══ Record extracts ══

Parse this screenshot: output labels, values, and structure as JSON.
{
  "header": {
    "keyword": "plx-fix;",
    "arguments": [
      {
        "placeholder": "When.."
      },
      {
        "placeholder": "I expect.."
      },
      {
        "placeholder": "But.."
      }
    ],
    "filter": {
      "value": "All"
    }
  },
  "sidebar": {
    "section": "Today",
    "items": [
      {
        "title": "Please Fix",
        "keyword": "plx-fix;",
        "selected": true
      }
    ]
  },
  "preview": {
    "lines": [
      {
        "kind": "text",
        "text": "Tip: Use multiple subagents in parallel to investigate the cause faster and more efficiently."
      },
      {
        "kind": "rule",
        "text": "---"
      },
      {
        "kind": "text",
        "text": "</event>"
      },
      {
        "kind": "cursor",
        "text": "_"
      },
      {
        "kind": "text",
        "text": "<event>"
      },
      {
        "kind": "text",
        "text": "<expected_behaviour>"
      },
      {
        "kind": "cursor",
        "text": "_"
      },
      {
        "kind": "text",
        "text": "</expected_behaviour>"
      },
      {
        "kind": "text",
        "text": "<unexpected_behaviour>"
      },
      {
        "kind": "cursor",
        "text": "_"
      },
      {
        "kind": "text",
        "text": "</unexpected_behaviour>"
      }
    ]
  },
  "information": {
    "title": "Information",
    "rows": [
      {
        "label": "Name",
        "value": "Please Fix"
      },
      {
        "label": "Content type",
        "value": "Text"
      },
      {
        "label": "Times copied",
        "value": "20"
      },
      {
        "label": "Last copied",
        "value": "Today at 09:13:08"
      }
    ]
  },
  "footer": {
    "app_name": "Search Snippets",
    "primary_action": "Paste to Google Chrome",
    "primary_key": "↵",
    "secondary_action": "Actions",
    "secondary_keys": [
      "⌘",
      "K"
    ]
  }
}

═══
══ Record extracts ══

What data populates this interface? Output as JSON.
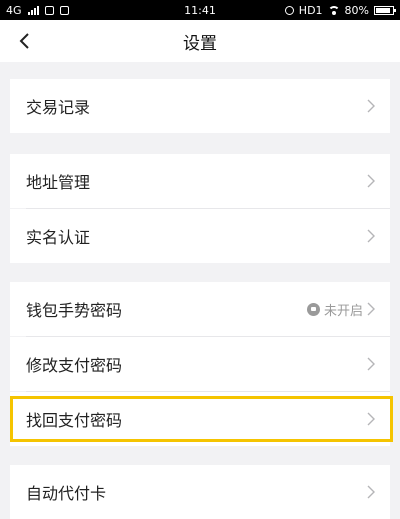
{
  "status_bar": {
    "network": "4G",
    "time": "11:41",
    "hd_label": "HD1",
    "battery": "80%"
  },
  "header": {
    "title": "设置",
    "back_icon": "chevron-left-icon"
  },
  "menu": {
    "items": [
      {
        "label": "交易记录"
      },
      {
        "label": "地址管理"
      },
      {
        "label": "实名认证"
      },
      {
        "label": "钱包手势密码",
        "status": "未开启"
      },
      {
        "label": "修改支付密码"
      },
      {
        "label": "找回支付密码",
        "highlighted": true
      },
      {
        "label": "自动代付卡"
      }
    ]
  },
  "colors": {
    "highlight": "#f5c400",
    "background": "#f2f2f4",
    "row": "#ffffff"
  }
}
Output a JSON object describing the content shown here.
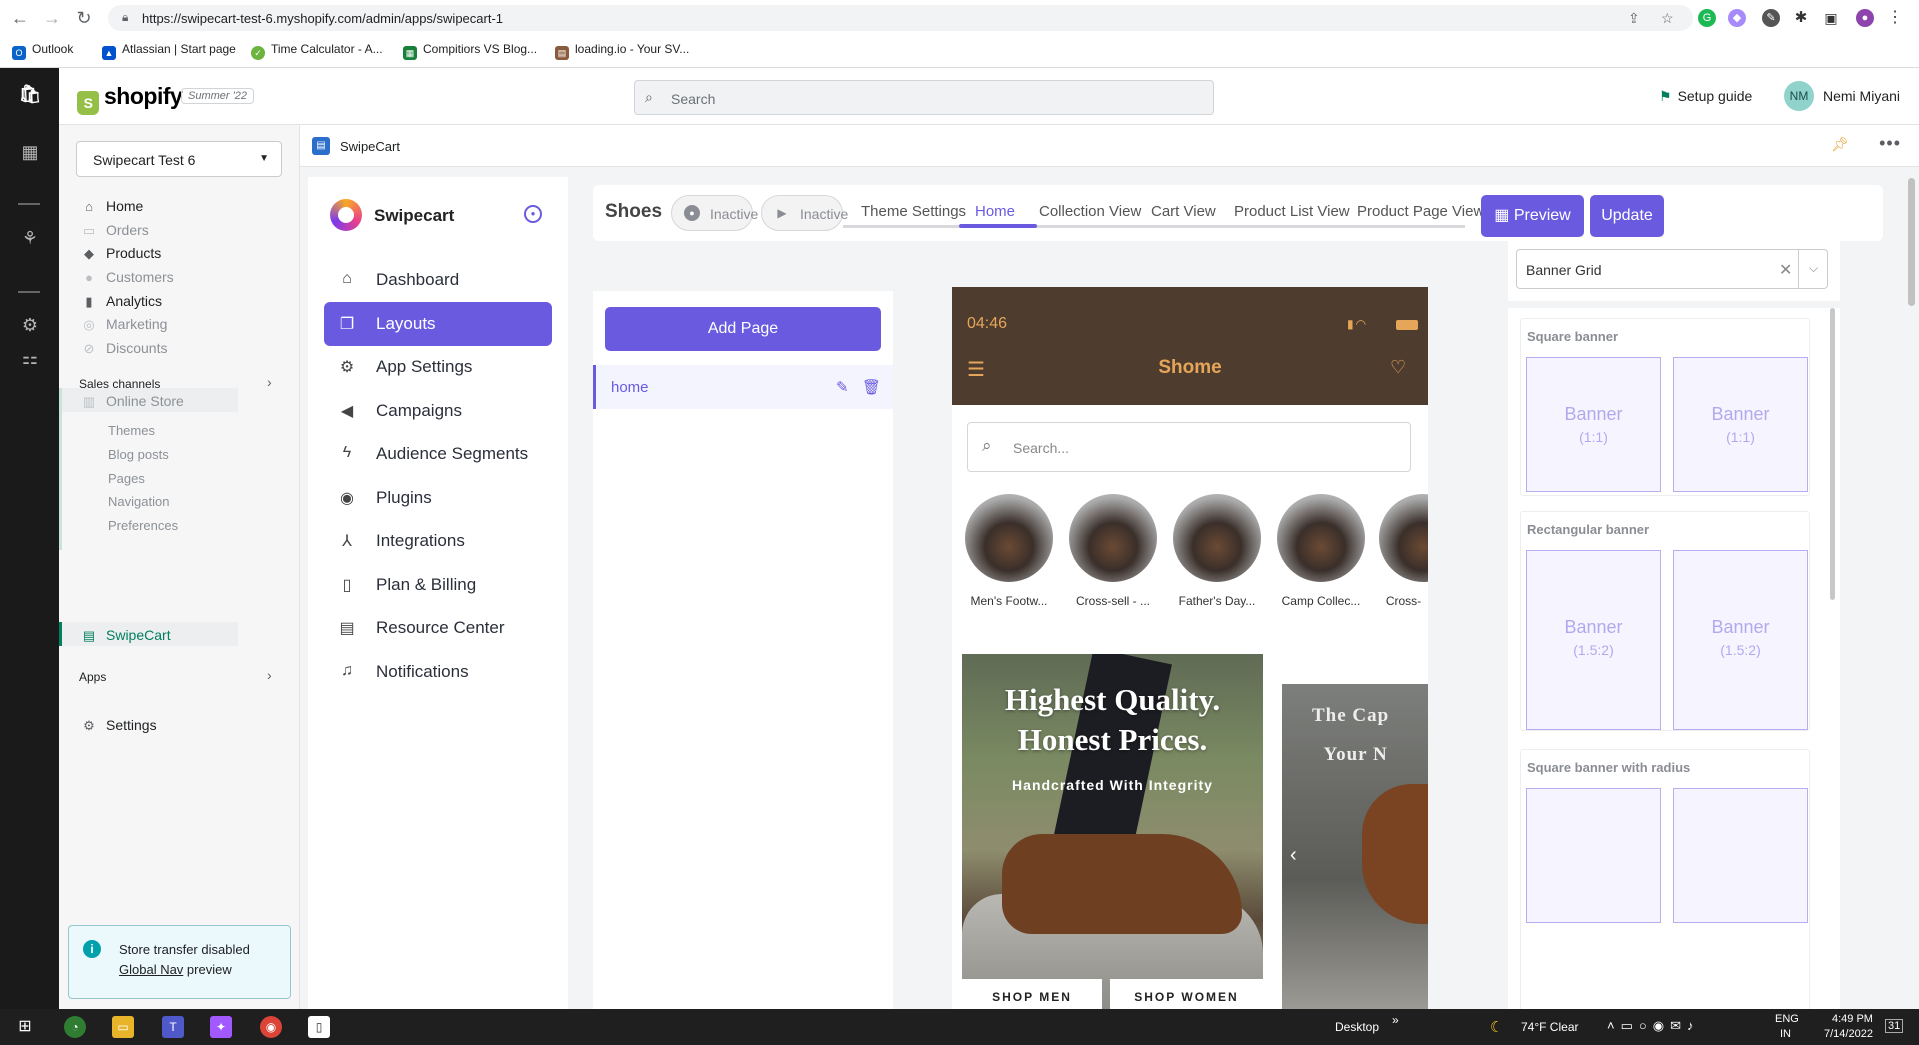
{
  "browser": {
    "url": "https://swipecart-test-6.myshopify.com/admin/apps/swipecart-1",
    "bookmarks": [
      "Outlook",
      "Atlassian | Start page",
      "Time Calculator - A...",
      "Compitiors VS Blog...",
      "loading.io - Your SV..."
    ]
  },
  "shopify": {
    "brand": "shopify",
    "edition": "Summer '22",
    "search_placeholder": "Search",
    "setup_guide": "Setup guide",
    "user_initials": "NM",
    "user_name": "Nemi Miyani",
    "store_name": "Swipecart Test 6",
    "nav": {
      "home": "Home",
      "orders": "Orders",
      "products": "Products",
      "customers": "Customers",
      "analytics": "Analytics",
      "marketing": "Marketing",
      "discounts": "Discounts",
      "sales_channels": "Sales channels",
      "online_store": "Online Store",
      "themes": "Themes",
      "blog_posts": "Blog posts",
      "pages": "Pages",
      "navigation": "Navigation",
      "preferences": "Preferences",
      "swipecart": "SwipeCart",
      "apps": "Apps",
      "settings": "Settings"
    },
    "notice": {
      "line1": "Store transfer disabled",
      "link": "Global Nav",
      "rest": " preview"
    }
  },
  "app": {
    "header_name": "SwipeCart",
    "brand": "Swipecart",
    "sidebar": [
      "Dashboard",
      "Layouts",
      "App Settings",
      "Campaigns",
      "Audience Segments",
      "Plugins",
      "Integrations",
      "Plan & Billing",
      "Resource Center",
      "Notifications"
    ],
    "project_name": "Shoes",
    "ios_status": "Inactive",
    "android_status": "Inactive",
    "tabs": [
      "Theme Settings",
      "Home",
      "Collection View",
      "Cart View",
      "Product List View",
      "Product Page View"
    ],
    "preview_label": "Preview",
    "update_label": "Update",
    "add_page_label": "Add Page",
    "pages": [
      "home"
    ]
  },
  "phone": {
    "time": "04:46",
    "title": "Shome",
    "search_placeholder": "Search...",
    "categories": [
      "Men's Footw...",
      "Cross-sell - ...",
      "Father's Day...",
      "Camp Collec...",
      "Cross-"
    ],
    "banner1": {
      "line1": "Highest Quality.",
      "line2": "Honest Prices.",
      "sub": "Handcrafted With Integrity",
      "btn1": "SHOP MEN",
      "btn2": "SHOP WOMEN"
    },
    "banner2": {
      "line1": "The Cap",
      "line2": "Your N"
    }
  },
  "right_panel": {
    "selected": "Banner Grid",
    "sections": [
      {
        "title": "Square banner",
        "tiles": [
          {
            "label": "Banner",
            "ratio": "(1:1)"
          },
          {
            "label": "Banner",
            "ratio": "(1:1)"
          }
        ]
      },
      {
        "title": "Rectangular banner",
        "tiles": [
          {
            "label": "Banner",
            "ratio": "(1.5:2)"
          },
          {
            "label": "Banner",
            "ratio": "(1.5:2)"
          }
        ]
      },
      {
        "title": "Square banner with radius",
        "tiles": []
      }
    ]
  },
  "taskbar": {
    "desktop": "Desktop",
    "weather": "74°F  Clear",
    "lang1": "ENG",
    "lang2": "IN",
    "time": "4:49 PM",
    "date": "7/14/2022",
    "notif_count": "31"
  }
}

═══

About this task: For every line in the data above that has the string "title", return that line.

Solution to this problem:
        "title": "Please Fix",
    "title": "Information",
    "title": "设置",
    "title": "Shome",
        "title": "Square banner",
        "title": "Rectangular banner",
        "title": "Square banner with radius",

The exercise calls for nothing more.